(Yale University Press)
More than almost anything else, the author contends, globalization and the great world religions are shaping our lives, affecting everything from the public policies of political leaders and the economic decisions of industry bosses and employees, to university curricula, “all the way to the inner longings of our hearts.” Integral to globalization and religions are compelling, overlapping, and sometimes competing visions of what it means to live well.

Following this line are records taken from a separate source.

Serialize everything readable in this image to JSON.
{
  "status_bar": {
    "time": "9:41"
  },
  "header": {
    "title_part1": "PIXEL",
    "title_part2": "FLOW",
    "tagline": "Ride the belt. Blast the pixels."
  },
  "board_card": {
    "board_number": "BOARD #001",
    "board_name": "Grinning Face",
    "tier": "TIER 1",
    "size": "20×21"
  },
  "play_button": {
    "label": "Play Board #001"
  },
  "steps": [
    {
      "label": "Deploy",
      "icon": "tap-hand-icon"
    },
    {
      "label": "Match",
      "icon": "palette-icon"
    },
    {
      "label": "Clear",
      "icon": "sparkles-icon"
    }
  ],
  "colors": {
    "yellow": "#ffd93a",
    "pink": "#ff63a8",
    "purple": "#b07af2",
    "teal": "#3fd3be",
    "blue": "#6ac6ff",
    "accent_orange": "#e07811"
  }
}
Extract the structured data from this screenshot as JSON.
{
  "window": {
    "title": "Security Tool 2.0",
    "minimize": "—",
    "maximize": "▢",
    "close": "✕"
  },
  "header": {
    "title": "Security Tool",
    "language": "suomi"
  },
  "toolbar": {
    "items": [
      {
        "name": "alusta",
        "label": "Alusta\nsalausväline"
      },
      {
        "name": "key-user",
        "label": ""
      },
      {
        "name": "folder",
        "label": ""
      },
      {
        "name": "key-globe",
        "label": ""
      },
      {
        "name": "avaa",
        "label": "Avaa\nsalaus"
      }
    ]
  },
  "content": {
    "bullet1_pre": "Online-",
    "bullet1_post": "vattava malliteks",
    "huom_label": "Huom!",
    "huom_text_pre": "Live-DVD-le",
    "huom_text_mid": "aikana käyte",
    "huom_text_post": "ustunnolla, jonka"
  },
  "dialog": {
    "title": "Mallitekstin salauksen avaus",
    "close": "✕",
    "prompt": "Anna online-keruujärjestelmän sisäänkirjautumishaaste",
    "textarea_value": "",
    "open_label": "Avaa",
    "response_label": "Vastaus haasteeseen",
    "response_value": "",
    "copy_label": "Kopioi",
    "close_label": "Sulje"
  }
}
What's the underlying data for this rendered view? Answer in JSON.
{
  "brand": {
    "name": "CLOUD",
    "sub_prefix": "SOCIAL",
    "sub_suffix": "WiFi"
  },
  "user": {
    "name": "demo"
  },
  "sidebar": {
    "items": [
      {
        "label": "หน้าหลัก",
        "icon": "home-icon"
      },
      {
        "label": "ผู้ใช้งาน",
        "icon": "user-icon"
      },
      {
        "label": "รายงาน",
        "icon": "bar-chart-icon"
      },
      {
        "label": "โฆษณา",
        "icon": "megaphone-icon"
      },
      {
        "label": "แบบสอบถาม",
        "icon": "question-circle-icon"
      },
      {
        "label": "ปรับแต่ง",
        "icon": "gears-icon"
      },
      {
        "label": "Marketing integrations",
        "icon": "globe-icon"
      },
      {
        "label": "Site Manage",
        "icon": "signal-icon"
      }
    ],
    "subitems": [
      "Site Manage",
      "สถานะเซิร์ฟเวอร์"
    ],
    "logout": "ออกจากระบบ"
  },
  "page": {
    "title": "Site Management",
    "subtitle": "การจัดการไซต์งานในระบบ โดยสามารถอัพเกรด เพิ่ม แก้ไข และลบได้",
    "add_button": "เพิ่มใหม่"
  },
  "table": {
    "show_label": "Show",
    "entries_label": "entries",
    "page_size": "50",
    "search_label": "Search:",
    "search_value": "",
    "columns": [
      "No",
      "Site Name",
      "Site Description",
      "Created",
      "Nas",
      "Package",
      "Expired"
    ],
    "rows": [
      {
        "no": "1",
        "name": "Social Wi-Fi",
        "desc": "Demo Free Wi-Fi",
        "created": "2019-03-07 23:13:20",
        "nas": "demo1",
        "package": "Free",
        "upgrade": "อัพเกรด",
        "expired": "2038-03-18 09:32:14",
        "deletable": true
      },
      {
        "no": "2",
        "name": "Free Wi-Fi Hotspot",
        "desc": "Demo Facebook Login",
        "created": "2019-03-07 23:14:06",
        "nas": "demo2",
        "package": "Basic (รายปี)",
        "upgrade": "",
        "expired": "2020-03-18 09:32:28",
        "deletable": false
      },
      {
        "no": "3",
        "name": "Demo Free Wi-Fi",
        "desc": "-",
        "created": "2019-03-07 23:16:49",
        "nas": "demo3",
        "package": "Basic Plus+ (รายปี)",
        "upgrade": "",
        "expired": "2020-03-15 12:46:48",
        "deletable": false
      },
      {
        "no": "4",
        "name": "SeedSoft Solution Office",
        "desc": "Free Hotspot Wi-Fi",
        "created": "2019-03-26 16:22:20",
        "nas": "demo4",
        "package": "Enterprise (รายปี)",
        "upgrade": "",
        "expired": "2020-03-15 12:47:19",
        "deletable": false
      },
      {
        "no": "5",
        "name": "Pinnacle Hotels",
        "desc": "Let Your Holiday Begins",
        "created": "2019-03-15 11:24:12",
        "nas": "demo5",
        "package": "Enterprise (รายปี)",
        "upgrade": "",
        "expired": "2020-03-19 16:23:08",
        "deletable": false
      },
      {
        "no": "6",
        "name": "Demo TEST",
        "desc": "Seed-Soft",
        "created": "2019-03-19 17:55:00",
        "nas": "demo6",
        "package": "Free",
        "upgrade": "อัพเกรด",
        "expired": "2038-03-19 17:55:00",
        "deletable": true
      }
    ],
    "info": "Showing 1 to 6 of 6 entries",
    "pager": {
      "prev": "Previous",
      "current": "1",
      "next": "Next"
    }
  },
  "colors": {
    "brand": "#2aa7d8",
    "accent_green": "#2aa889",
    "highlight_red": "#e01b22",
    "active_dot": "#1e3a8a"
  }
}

In this book, Miroslav Volf sheds light on how religions and globalization have historically interacted and argues for what their relationship ought to be. Recounting how these twinned forces have intersected in his own life, he shows how world religions, despite their malfunctions, remain one of our most potent sources of moral motivation and contain within them profoundly evocative accounts of human flourishing. Globalization should be judged by how well it serves us for living out our authentic humanity as envisioned within these traditions. Through renewal and reform, religions might, in turn, shape globalization so that it can be about more than bread alone.